One of London's best loved free art galleries.
The National Gallery was founded in 1824 and houses a rich collection of over 2,300 paintings dating from the mid-13th century in its home here just off Trafalgar Square.
The gallery is an exempt charity, and a non-departmental public body of the Department for Culture, Media and Sport. Its collection belongs to the public of the United Kingdom and entry to the main collection is free of charge (other seasonal exhibitions may require a fee).
Unlike comparable art museums such as the Louvre in Paris, the National Gallery was not formed by nationalising an existing royal or princely art collection. The British government bought 38 paintings from the heirs of the insurance broker and patron of the arts John Julius Angerstein in 1824, and this formed the start of the collection.
In 1831 Parliament agreed to construct a building for the National Gallery at Trafalgar Square. There had been lengthy discussion about the best site for the Gallery, and Trafalgar Square was eventually chosen as it was considered to be at the very centre of London. The new building finally opened in 1838.

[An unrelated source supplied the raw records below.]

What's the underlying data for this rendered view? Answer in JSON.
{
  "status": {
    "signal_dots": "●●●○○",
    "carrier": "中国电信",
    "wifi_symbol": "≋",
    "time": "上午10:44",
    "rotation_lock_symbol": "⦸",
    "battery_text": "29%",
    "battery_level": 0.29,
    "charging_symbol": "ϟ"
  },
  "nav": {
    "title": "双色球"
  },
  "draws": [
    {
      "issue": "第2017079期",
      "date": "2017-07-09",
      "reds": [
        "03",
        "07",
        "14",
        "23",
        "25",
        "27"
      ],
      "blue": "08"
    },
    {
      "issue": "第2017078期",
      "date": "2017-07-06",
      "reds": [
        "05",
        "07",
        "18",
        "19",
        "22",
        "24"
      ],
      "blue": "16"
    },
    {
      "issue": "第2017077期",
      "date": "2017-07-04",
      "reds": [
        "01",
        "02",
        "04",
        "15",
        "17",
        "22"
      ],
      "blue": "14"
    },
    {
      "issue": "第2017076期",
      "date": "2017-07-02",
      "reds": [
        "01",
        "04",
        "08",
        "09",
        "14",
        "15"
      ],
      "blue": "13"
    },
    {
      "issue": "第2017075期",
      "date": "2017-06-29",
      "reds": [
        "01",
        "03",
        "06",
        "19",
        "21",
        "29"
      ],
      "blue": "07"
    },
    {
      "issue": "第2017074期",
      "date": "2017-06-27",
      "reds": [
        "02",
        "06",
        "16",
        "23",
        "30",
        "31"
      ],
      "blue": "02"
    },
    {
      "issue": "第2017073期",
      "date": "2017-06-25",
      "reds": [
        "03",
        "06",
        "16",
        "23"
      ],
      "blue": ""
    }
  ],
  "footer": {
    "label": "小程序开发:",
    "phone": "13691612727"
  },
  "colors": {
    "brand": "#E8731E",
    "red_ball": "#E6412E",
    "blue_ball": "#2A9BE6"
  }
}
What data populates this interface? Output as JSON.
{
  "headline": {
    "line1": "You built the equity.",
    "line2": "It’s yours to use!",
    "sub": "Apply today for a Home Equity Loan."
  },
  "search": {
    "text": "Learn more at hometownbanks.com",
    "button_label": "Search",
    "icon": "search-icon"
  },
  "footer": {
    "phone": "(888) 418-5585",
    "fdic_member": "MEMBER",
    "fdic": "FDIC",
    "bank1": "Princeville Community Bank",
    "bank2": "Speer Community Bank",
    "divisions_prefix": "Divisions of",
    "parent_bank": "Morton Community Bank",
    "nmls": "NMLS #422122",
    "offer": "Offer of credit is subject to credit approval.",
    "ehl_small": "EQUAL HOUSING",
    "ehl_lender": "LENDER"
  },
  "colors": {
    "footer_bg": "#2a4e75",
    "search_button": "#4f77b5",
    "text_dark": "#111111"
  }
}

It's been much developed and improved and is now one of the greatest free places to visit in London.